Competition was also heating up in the delivery wars ahead of the holiday season, as (NASDAQ:AMZN) bumped up its free-delivery minimum to $35, a move that seems to be driven by a desire to convert more consumers to its $79-a-year Prime service. eBay (NASDAQ:EBAY), meanwhile, announced yesterday that it will acquire Shutl, a service that connects online retailers with local couriers that provide same-day delivery, increasing reach to online shoppers. With its rapid warehouse expansion, Amazon is also gunning for same-day-delivery service, a challenging proposition for bricks-and-mortar retailers. We may learn more tomorrow when Amazon reports earnings after hours. Analysts are expecting a $0.09 EPS loss on $16.8 billion in sales.

Retailers making all the right moves
The retail space is in the midst of the biggest paradigm shift since mail order took off at the turn of last century. Only the most forward-looking and capable companies will survive, and they'll handsomely reward investors who understand the landscape. You can read about the 3 Companies Ready to Rule Retail in The Motley Fool's special report. Uncovering these top picks is free today; just click here to read more.

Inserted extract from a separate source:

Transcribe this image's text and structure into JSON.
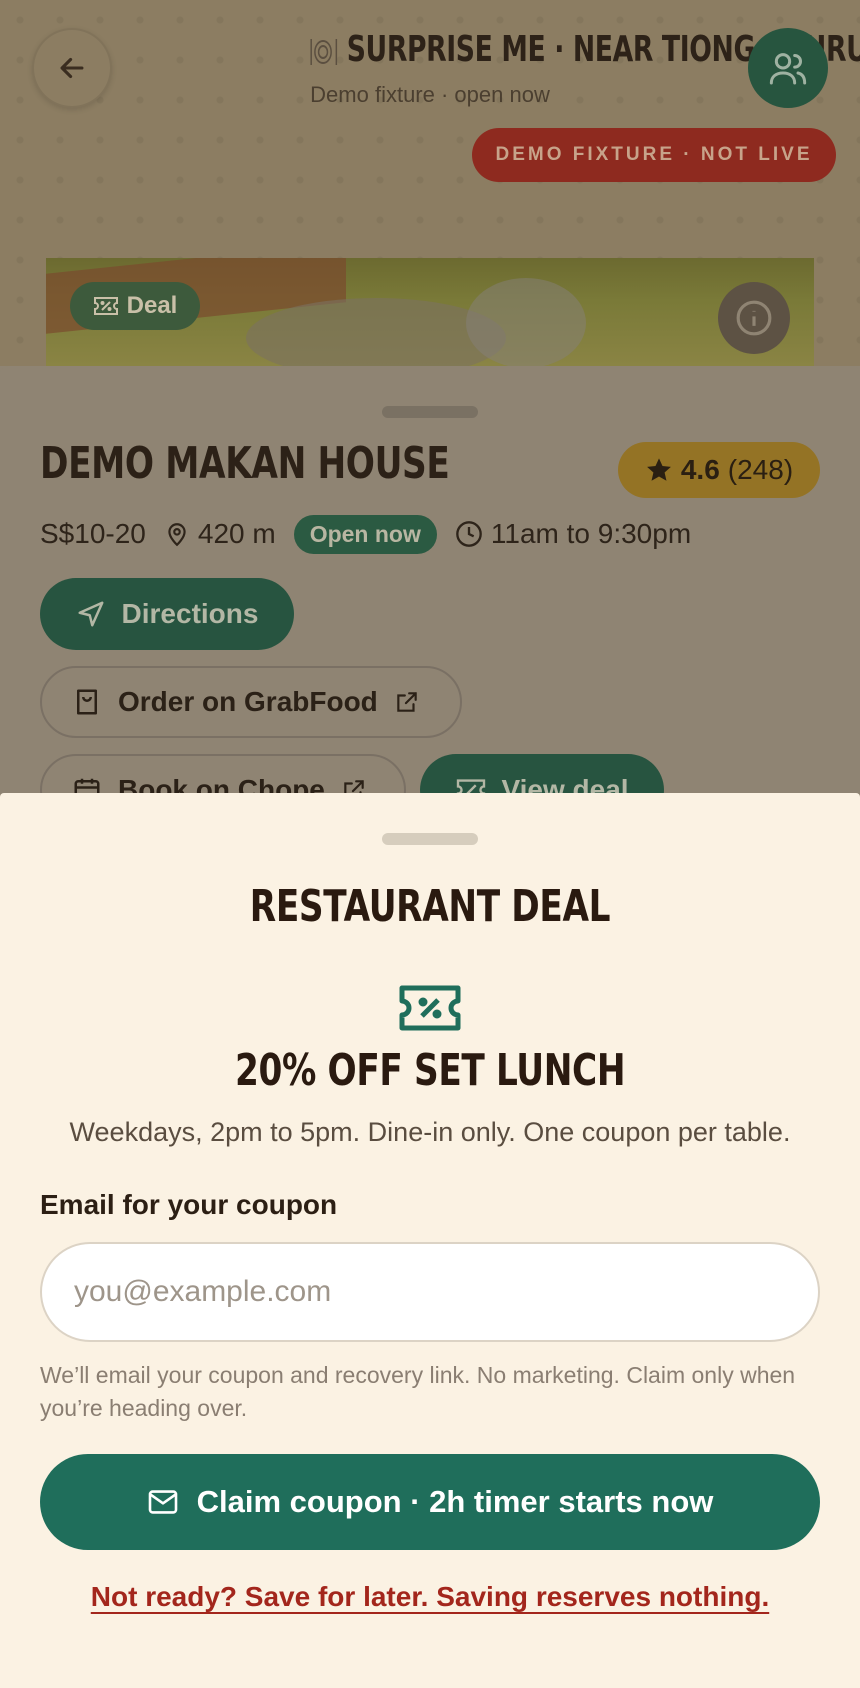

Fool contributor Jeremy Bowman owns shares of Caterpillar. The Motley Fool recommends and owns shares of, eBay, and Panera Bread. Try any of our Foolish newsletter services free for 30 days. We Fools don't all hold the same opinions, but we all believe that considering a diverse range of insights makes us better investors. The Motley Fool has a disclosure policy.